The last two days of the Danakil Depression tour is all about one thing – Erta Ale. This involves crossing the desert, hiking in the late afternoon, to the top of an active volcano. The route is not steep, nor is it long; it takes about 4 hours depending on the fitness of the company. The hike is done in the late afternoon; half of it in light, half of it in darkness so bring your headlamps.
Before getting there, there is still an array of things to see in the brutal desert landscape – “skyscrapers” made from stone, rising from the middle of nowhere, an endless stretch of igneous rocks left from the last eruption of Erta Ale, and a sizable group of people living in the middle of nowhere.
Of course that was not the main event. The main event is to see one of the few (~5) permanent lava lakes in the world. After four hours of climbing (take note that this is Night #3 in the desert!), weary, grumpy, and cold (it has switched from 40 to 12 C – so confusing!) – all of this was soon forgotten by a spectacular sight: a volcanic eruption right in front of your eyes. Photo courtesy of Gilles Durdu, my camera sucks in low light!
And there was silence for a good part of an hour. I’ll let the video speak for itself…Yup, need to update that Most Amazing Thing Seen list…
Surprisingly, the air was not filled with the smell of rotten egg, nor was it hot. But we were very close to the lava, as you can see from the video. Had the volcano erupted, well…it wasn’t such a bad sight to see…
Before we headed home, we spent another 30 minutes looking at the lava lake at daybreak. Since we arrived at camp in the dark, we didn’t realize we camped out at the lip of the crater.

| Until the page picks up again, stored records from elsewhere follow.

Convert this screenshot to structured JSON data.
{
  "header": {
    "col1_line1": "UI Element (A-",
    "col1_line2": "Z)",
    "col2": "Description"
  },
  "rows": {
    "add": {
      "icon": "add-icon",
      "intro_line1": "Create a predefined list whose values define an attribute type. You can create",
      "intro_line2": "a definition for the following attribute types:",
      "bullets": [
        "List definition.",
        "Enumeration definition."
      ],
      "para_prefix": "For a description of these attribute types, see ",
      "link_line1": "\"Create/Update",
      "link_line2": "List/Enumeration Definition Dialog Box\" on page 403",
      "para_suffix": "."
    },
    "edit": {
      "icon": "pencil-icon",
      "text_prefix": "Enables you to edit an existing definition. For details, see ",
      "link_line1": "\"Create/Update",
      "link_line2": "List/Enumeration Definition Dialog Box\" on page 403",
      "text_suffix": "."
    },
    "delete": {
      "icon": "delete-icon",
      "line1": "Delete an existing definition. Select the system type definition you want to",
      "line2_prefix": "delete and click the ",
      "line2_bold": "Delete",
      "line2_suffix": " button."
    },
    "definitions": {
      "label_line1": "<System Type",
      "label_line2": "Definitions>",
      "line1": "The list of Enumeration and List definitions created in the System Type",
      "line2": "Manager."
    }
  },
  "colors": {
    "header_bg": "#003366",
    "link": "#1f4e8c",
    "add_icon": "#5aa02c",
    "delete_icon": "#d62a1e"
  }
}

Again, I will point you to Ethio Travel and Tours for the trip – no this is not an advert, but just a tip of the hat to the folks who put this together.